● DATA FOR REVIEW
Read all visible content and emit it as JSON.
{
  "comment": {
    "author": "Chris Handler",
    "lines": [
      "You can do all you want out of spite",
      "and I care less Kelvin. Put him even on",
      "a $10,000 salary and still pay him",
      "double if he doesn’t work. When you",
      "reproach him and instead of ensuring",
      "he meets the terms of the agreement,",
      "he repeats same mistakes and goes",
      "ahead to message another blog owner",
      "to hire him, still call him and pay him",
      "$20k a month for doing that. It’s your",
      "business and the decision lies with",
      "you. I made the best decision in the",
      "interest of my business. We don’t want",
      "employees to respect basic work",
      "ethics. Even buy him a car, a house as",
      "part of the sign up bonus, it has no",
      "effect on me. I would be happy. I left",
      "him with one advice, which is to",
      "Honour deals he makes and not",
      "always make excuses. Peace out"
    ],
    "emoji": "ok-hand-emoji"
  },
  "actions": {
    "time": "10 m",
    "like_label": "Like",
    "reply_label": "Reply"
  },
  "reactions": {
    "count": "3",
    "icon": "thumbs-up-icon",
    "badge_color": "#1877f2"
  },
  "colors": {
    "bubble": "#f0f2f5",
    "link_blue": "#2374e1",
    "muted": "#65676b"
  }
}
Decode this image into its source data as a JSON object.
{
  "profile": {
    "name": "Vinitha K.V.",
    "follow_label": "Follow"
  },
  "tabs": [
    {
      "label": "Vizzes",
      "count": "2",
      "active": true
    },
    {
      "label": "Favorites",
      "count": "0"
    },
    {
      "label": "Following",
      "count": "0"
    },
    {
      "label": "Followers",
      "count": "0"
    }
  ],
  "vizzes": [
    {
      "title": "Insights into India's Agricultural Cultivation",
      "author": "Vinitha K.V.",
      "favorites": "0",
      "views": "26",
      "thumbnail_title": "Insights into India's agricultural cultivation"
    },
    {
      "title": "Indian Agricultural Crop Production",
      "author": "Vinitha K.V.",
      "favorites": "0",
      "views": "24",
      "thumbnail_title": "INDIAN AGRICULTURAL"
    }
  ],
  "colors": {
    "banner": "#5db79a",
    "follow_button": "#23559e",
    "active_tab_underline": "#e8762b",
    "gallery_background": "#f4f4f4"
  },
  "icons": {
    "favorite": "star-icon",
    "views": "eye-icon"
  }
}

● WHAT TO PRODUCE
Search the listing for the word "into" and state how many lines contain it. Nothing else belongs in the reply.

● SOLUTION TO THIS PROBLEM
3